Nuclear studies include a Multi Gated Acquisition Scan (MUGA) scan. This involves an IV injection and a gamma camera. A resting MUGA scan is a nuclear scan to evaluate how well the heart walls move and a quantitative evaluation of how well the heart pumps, while the patient is at rest. Most MUGA scans take approximately one hour.

The procedure is as follows;

  • The patient is interviewed by the technologist performing the exam
  • An IV is started in the patients hand or arm and 3-5 cc of blood is taken so it can be mixed with a radioisotope
  • The patient will wait approximately 20 minutes
  • The patient is injected with their blood and the radioisotope and the patient will be placed on a table on their back underneath a gamma camera for resting images of the heart. The patient’s heart rate will be monitored during the scan. The images generally take about 30 minutes
  • The test is complete and results will be reviewed by a Cardiologist
  • There are no restrictions for the patient following a MUGA scan

How to Prepare

  • You will be asked not to eat, drink or smoke for several hours before a nuclear stress test.
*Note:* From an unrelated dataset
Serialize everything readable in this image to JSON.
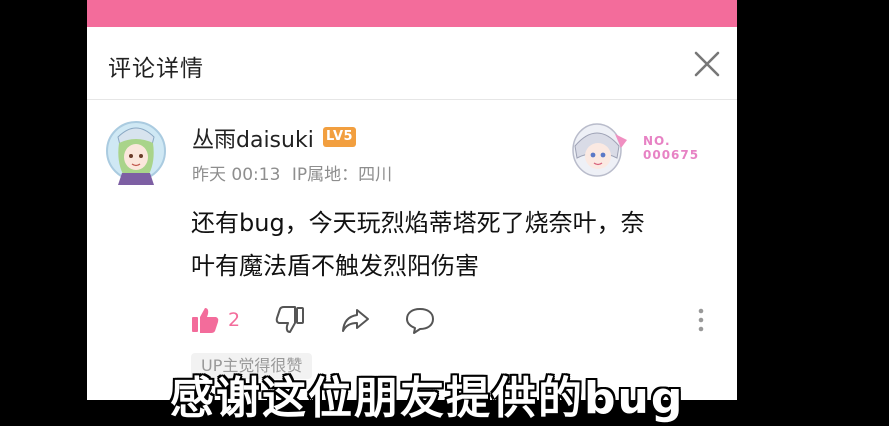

You may be asked to stop certain medications for a time period.
  • You may be asked to bring your medications or supply a list to your appointment  
  • If you use an inhaler for asthma or other breathing problems, bring it with you to the test. Make sure your doctor and the health care team member monitoring your stress test know that you use an inhaler.
  • Wear or bring comfortable clothes with you to the exercise stress test.

Are There Risks With A Nuclear Test?

A nuclear stress test is usually safe. Potential side effects of the stress test include:
  • Blood pressure fluctuations during or after exercise
  • EKG changes/Abnormal heart rhythms (arrhythmias).
  • Flushing sensation
  • Stomach pain or pressure
  • Headache
  • Nausea
  • Vomiting
  • Chest pain
  • SOB
  • Rapid heart rate